Description of the task
Wherever the string "subject" shows up in the records below, return that line.

Available data
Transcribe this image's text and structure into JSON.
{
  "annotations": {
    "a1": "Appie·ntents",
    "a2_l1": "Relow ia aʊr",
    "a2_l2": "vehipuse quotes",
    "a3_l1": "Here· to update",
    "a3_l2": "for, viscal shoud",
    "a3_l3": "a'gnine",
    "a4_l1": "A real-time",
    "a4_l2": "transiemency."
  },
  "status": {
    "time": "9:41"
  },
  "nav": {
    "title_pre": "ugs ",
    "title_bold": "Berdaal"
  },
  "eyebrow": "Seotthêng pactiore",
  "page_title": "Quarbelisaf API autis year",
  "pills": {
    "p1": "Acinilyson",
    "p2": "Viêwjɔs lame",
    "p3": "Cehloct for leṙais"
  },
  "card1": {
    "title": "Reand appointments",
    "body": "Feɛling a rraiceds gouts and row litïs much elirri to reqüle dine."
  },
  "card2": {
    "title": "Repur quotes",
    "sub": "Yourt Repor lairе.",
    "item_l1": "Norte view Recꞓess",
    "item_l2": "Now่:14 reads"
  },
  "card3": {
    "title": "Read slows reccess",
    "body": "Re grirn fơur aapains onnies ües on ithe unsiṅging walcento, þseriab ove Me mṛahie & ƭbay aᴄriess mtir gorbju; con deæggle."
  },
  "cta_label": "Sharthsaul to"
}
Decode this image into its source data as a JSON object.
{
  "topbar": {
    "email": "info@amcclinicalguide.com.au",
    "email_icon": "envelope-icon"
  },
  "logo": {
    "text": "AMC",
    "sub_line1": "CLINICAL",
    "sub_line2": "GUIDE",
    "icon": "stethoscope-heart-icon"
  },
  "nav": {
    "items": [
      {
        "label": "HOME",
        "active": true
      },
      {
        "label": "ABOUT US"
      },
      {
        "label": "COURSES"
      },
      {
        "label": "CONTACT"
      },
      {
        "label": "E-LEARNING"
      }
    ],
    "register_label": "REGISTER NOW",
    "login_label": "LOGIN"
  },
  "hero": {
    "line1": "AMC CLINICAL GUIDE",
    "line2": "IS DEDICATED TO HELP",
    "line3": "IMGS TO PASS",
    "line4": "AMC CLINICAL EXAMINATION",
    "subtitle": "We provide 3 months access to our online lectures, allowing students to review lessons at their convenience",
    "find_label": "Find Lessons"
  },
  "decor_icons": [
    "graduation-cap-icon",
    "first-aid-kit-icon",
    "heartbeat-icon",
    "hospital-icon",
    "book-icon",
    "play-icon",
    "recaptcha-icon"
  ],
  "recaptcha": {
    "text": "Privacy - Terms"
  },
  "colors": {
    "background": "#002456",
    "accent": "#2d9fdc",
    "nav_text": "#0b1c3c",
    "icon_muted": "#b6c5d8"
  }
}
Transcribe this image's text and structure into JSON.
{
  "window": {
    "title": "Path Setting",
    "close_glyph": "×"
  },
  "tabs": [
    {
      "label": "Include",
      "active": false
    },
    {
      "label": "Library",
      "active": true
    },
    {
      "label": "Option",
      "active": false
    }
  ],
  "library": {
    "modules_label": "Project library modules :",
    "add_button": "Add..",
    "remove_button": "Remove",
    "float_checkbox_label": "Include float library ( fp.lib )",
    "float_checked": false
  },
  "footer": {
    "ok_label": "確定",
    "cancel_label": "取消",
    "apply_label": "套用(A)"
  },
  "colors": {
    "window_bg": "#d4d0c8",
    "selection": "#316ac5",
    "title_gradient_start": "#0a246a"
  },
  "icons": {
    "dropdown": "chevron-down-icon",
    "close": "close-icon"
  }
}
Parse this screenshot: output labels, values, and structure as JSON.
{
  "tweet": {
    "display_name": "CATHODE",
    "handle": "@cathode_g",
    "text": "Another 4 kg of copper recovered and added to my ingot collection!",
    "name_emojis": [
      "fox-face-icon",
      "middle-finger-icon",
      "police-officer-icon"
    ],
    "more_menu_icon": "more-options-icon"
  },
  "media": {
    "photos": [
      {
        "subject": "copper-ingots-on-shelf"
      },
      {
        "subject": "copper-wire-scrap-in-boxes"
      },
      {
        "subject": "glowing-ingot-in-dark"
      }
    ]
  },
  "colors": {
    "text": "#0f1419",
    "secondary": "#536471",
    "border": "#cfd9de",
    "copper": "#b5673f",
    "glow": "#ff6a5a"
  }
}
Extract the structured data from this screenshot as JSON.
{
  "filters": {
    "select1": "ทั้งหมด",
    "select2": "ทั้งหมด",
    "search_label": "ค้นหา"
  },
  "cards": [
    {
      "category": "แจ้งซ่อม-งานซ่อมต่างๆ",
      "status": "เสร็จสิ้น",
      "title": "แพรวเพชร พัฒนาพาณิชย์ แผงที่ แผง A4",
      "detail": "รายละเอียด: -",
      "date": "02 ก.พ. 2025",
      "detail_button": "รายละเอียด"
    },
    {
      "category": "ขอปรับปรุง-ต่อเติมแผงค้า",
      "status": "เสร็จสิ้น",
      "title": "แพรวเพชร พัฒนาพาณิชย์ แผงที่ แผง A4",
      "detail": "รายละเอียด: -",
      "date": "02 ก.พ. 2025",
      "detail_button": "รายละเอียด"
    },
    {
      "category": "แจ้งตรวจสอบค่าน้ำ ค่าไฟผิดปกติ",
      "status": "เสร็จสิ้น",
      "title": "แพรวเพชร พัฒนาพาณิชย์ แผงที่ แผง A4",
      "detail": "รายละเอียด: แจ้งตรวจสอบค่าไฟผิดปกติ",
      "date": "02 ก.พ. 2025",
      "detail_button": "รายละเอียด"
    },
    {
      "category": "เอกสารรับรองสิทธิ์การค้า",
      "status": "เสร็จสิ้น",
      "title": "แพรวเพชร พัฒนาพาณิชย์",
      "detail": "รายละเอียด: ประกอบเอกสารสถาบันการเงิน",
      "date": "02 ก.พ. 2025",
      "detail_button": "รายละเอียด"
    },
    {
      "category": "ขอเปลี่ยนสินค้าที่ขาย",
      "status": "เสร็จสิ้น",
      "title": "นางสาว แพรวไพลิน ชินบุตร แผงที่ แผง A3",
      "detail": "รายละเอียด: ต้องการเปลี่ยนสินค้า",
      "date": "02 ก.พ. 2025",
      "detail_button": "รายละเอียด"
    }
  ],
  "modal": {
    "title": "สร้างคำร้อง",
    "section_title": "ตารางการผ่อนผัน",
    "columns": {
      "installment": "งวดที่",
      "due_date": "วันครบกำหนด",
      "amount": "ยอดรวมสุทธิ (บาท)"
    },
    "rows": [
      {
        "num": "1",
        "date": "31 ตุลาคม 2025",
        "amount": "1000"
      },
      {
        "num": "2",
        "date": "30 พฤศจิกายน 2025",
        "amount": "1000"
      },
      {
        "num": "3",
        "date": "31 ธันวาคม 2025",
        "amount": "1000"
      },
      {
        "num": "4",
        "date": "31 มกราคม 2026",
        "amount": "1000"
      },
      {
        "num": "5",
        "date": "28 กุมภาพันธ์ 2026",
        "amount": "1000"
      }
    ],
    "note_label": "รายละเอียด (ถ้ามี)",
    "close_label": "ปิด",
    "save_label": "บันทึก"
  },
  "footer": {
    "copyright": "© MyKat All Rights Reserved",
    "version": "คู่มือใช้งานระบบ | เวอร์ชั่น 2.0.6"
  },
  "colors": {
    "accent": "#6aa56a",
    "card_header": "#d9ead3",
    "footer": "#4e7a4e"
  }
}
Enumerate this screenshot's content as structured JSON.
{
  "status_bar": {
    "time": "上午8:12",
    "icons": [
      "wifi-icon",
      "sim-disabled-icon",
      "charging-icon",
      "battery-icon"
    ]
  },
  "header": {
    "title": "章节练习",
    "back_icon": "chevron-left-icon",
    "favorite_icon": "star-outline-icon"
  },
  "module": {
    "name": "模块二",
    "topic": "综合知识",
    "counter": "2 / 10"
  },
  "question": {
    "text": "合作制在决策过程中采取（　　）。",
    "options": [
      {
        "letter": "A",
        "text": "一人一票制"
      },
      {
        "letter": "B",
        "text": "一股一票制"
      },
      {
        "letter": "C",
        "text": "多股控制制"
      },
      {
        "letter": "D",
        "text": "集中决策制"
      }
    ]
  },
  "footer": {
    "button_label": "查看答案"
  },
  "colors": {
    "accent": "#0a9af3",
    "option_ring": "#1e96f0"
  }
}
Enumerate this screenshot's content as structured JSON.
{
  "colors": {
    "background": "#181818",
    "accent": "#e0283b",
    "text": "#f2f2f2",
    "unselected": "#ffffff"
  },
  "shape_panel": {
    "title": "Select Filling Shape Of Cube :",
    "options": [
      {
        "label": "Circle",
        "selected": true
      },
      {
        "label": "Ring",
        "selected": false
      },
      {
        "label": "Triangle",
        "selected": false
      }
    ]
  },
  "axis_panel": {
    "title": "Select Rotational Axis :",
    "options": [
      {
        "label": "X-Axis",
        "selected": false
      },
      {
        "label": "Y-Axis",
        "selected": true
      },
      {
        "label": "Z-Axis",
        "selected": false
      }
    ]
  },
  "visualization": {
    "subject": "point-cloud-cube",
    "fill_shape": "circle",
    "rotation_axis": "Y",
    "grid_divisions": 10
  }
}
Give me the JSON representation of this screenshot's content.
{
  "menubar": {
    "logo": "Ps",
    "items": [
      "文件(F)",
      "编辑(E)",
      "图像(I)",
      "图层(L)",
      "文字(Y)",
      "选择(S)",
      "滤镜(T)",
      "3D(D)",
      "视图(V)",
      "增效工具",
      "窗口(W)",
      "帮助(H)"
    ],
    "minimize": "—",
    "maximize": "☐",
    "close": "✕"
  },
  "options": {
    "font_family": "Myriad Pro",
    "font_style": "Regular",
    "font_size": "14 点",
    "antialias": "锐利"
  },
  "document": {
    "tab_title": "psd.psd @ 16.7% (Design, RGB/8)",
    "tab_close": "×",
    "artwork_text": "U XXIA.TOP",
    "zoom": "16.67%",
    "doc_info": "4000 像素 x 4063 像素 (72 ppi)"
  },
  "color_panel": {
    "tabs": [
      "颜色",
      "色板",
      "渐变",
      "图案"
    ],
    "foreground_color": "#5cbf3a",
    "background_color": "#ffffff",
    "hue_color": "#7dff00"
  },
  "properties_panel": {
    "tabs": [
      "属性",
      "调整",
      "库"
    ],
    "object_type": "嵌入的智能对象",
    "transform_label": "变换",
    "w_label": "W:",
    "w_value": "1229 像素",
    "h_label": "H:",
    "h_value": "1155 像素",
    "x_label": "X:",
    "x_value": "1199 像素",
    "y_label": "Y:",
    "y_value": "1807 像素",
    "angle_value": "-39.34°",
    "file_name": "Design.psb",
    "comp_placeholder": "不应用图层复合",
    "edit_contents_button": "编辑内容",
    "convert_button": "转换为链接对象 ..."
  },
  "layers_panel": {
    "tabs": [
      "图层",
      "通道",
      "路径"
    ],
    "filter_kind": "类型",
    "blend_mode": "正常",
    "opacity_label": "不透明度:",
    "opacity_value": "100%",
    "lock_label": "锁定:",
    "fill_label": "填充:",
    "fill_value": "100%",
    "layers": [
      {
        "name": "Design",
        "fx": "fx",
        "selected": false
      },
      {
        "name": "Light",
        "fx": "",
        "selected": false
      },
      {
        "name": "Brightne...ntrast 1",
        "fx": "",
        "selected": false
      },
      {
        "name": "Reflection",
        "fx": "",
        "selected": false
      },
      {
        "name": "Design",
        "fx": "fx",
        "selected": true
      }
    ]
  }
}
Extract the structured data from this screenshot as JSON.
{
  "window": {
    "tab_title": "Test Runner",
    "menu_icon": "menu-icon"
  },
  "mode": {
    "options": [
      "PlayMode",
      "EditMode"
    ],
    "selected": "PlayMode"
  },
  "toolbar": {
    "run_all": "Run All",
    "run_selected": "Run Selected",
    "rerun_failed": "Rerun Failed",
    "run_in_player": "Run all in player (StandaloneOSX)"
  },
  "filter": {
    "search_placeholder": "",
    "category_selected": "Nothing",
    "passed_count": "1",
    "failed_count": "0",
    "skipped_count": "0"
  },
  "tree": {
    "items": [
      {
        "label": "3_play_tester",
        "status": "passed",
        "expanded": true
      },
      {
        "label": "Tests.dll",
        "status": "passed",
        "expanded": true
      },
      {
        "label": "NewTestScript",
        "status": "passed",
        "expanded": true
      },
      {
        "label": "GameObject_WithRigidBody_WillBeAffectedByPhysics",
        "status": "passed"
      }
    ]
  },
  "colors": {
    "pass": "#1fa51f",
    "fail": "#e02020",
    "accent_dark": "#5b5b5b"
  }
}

Reply to the task
        "subject": "copper-ingots-on-shelf"
        "subject": "copper-wire-scrap-in-boxes"
        "subject": "glowing-ingot-in-dark"
    "subject": "point-cloud-cube",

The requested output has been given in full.